Since adjusting to our new normal, you might have found yourself experiencing feelings of disconnect or insincerity during your online meetings. This adjustment may be causing you great frustration and even a lack of motivation. Today, you likely believe that your options are reduced to either attending online meetings or not attending online meetings.
Certainly, the ladder would provide the least amount of help for your recovery, so online seems to be the best way to go. You might be new to recovery or you might have been attending recovery meetings for a year or more. Still, despite this, you can’t find a way to connect.
If you are not taking to these changes as quickly as you’d like, have you considered faking it until you make it? You might have heard this expression before, but what does it mean? How can it help you — and how does it apply to your recovery?
Fake It Until You Make It
“Fake it until you make it” is a common expression used by many when referencing how they go about finding success. The idea of “fake” is somewhat disarming and takes the pressure off. However, some do misunderstand this philosophy to mean pretending or participating in a non-committal way, i.e. that you do not need to actually do the work. However, it’s the exact opposite.
Faking it until you make it is a philosophy founded on commitment — a commitment that you will participate to the best of your abilities until you begin to establish a connection with the process. The “faking it” idea is just the notion that your disconnect is only temporary while you build confidence to start discovering meaning in the process, the program, and in this case, utilizing the benefits of online, text, or telephone meetings.
When Fake Becomes Real
This philosophy is built on the idea of forming habits. When you allow yourself to be willing to take the chance and do this consistently, you will begin to unravel bad thoughts and habits to form healthier ones. Eventually, your willingness will become real. You might believe that motivation comes before the action, but often it is the opposite — motivation follows action.
It takes time to adjust to new ideas and practices that will be beneficial for your alcohol or drug addiction, and this is okay, as long as you choose to commit instead of avoiding. There is nothing fake about this approach. You are simply building confidence, motivation, and momentum before embracing the idea, rather than beginning with the idea as the thing that enacts the commitment. This takes trusting yourself and trusting the process.
The attitude of faking it until you make it should not apply to all facets of your daily life. There are certainly plenty of activities you enjoy without needing to “fake it,” so don’t do it when you don’t have to. Instead, there needs to be a context for faking — for example, consider your online recovery program.

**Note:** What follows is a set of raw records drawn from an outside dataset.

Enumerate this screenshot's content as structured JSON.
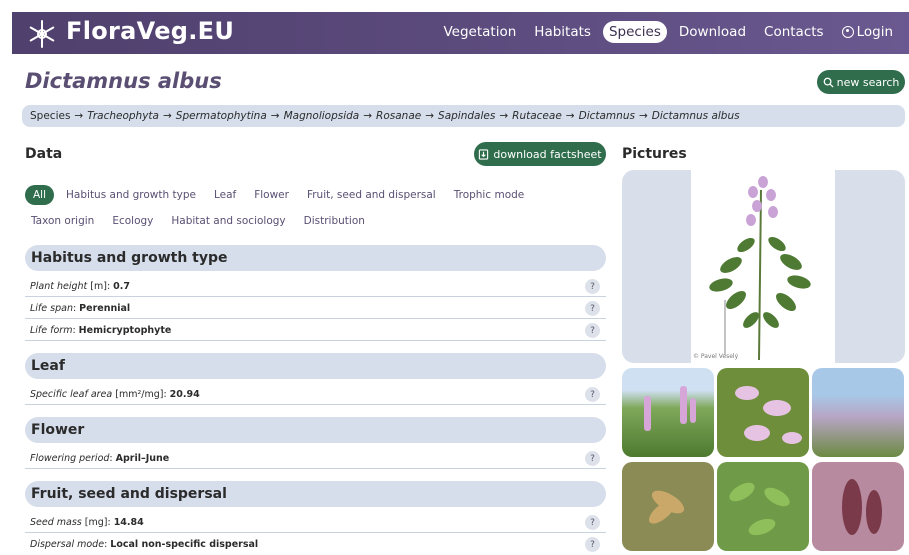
{
  "brand": {
    "name": "FloraVeg.EU",
    "icon": "asterisk-snowflake-icon"
  },
  "nav": {
    "items": [
      {
        "label": "Vegetation"
      },
      {
        "label": "Habitats"
      },
      {
        "label": "Species"
      },
      {
        "label": "Download"
      },
      {
        "label": "Contacts"
      },
      {
        "label": "Login"
      }
    ],
    "active": "Species"
  },
  "page": {
    "title": "Dictamnus albus",
    "new_search_label": "new search"
  },
  "breadcrumb": {
    "items": [
      "Species",
      "Tracheophyta",
      "Spermatophytina",
      "Magnoliopsida",
      "Rosanae",
      "Sapindales",
      "Rutaceae",
      "Dictamnus",
      "Dictamnus albus"
    ],
    "separator": "→"
  },
  "data_panel": {
    "heading": "Data",
    "download_label": "download factsheet",
    "filters_row1": [
      "All",
      "Habitus and growth type",
      "Leaf",
      "Flower",
      "Fruit, seed and dispersal",
      "Trophic mode"
    ],
    "filters_row2": [
      "Taxon origin",
      "Ecology",
      "Habitat and sociology",
      "Distribution"
    ]
  },
  "sections": {
    "habitus": {
      "title": "Habitus and growth type",
      "rows": [
        {
          "name": "Plant height",
          "unit": "[m]",
          "value": "0.7"
        },
        {
          "name": "Life span",
          "unit": "",
          "value": "Perennial"
        },
        {
          "name": "Life form",
          "unit": "",
          "value": "Hemicryptophyte"
        }
      ]
    },
    "leaf": {
      "title": "Leaf",
      "rows": [
        {
          "name": "Specific leaf area",
          "unit": "[mm²/mg]",
          "value": "20.94"
        }
      ]
    },
    "flower": {
      "title": "Flower",
      "rows": [
        {
          "name": "Flowering period",
          "unit": "",
          "value": "April–June"
        }
      ]
    },
    "fruit": {
      "title": "Fruit, seed and dispersal",
      "rows": [
        {
          "name": "Seed mass",
          "unit": "[mg]",
          "value": "14.84"
        },
        {
          "name": "Dispersal mode",
          "unit": "",
          "value": "Local non-specific dispersal"
        }
      ]
    }
  },
  "pictures": {
    "heading": "Pictures",
    "main_credit": "© Pavel Veselý",
    "help_label": "?"
  },
  "colors": {
    "brand_purple": "#5b4a7c",
    "accent_green": "#2f6d4c",
    "section_bg": "#d6deec"
  }
}
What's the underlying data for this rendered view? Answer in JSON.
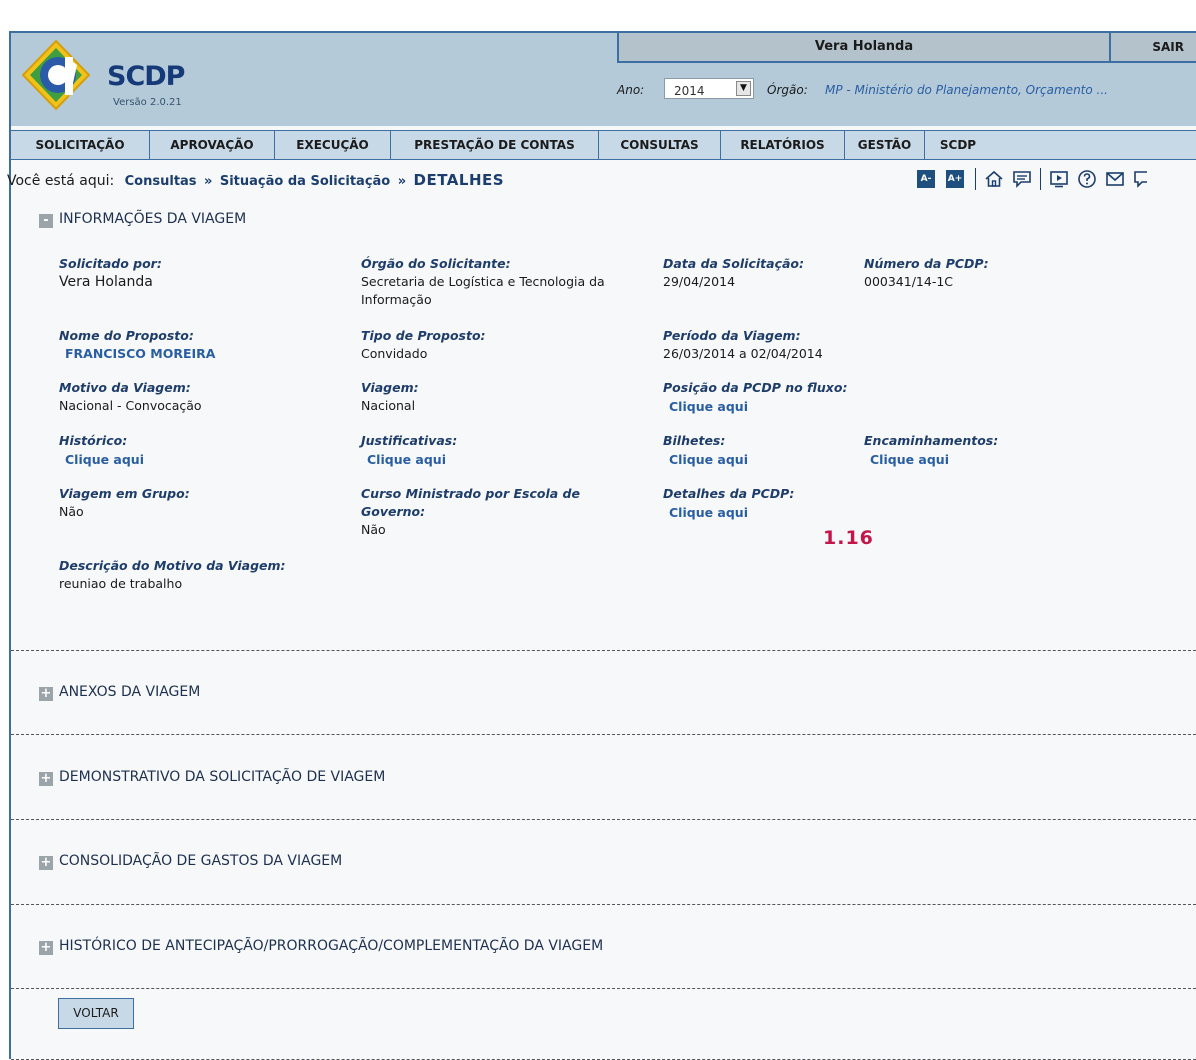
{
  "header": {
    "logo_text": "SCDP",
    "version": "Versão 2.0.21",
    "username": "Vera Holanda",
    "logout": "SAIR",
    "ano_label": "Ano:",
    "ano_value": "2014",
    "orgao_label": "Órgão:",
    "orgao_value": "MP - Ministério do Planejamento, Orçamento ..."
  },
  "menu": [
    {
      "label": "SOLICITAÇÃO"
    },
    {
      "label": "APROVAÇÃO"
    },
    {
      "label": "EXECUÇÃO"
    },
    {
      "label": "PRESTAÇÃO DE CONTAS"
    },
    {
      "label": "CONSULTAS"
    },
    {
      "label": "RELATÓRIOS"
    },
    {
      "label": "GESTÃO"
    },
    {
      "label": "SCDP"
    }
  ],
  "breadcrumb": {
    "prefix": "Você está aqui:",
    "items": [
      "Consultas",
      "Situação da Solicitação"
    ],
    "separator": "»",
    "current": "DETALHES"
  },
  "tools": {
    "font_decrease": "A-",
    "font_increase": "A+",
    "icons": [
      "home-icon",
      "chat-icon",
      "video-icon",
      "help-icon",
      "mail-icon",
      "comment-icon"
    ]
  },
  "sections": {
    "info": {
      "title": "INFORMAÇÕES DA VIAGEM",
      "toggle": "-"
    },
    "anexos": {
      "title": "ANEXOS DA VIAGEM",
      "toggle": "+"
    },
    "demonstrativo": {
      "title": "DEMONSTRATIVO DA SOLICITAÇÃO DE VIAGEM",
      "toggle": "+"
    },
    "consolidacao": {
      "title": "CONSOLIDAÇÃO DE GASTOS DA VIAGEM",
      "toggle": "+"
    },
    "historico_antecipacao": {
      "title": "HISTÓRICO DE ANTECIPAÇÃO/PRORROGAÇÃO/COMPLEMENTAÇÃO DA VIAGEM",
      "toggle": "+"
    }
  },
  "fields": {
    "solicitado_por": {
      "label": "Solicitado por:",
      "value": "Vera Holanda"
    },
    "orgao_solicitante": {
      "label": "Órgão do Solicitante:",
      "value": "Secretaria de Logística e Tecnologia da Informação"
    },
    "data_solicitacao": {
      "label": "Data da Solicitação:",
      "value": "29/04/2014"
    },
    "numero_pcdp": {
      "label": "Número da PCDP:",
      "value": "000341/14-1C"
    },
    "nome_proposto": {
      "label": "Nome do Proposto:",
      "value": "FRANCISCO MOREIRA"
    },
    "tipo_proposto": {
      "label": "Tipo de Proposto:",
      "value": "Convidado"
    },
    "periodo_viagem": {
      "label": "Período da Viagem:",
      "value": "26/03/2014 a 02/04/2014"
    },
    "motivo_viagem": {
      "label": "Motivo da Viagem:",
      "value": "Nacional - Convocação"
    },
    "viagem": {
      "label": "Viagem:",
      "value": "Nacional"
    },
    "posicao_pcdp": {
      "label": "Posição da PCDP no fluxo:",
      "link": "Clique aqui"
    },
    "historico": {
      "label": "Histórico:",
      "link": "Clique aqui"
    },
    "justificativas": {
      "label": "Justificativas:",
      "link": "Clique aqui"
    },
    "bilhetes": {
      "label": "Bilhetes:",
      "link": "Clique aqui"
    },
    "encaminhamentos": {
      "label": "Encaminhamentos:",
      "link": "Clique aqui"
    },
    "viagem_grupo": {
      "label": "Viagem em Grupo:",
      "value": "Não"
    },
    "curso_ministrado": {
      "label": "Curso Ministrado por Escola de Governo:",
      "value": "Não"
    },
    "detalhes_pcdp": {
      "label": "Detalhes da PCDP:",
      "link": "Clique aqui"
    },
    "descricao_motivo": {
      "label": "Descrição do Motivo da Viagem:",
      "value": "reuniao de trabalho"
    }
  },
  "annotation": "1.16",
  "buttons": {
    "voltar": "VOLTAR"
  },
  "colors": {
    "header_bg": "#b4cad9",
    "menu_bg": "#c7d8e6",
    "border": "#3d6fa3",
    "link": "#2a5ea3",
    "annotation": "#c4164a"
  }
}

Faking interest in wanting to be there will allow you the courage to keep attending until you want to be there. It’s the same when listening to others share their stories, especially those who have longevity. Listening to them could help bring courage and understanding into these meetings. In the right context, the idea of faking should be used as a mantra: I am going to go to my meeting and I want to be there.
See Your Success
Visualize your success. Fill your mind with thoughts of achieving a new mental attitude and having a successful recovery. Focus on these positive thoughts until they manifest. Many do find success when they visualize it first — when you visualize your success, your brain is creating a map for you to go about achieving it. It does this by developing neural pathways to find ways to allow the visual to transform into a tangible act.
For example, when you visualize yourself enjoying a meeting, making friends, and carrying those friendships outside of the program, this consistent form of thinking will eventually become truth, and you will be living the visualization. Positive affirmation and visualization is a tool that you can use at any point in your recovery to help you manifest the life you want.
Never Really Faking
Once you decide to go through the motions and at least commit to participating, science suggests that you will begin to develop genuine feelings. The “faking it” aspect will only be temporary — and as long as you choose sobriety and well-being, you are never really faking anything. You still need the determination to want to get better, and this determination should help you endure and adjust to any situation.
The new normal of having so many online interactions right now might seem fruitless, but use this philosophy, give it a try, and make the most of it. Online meetings offer the ability to stay connected more often throughout the day and 24/7 chat rooms offer camaraderie to meet the challenges often faced in addiction recovery, such as isolation, loneliness, and destructive thoughts. Even if others drop out, seek those who want to keep going and build a network and keep in touch with them. Your persistence will not only motivate you, but it will likely motivate others.
If you are finding it hard to even fake commitment and are separating yourself from people and practices that focus on recovery, it’s time to get help. True Recovery offers 24/7 care and is founded on the philosophy of using alternative methods to achieve sobriety. We believe that the road to recovery differs for every individual, and we are determined to find the right care for you. Whether you need help faking it, or just a little direction to get you started, True Recovery can help. To learn more, call us today at (866) 399-6528.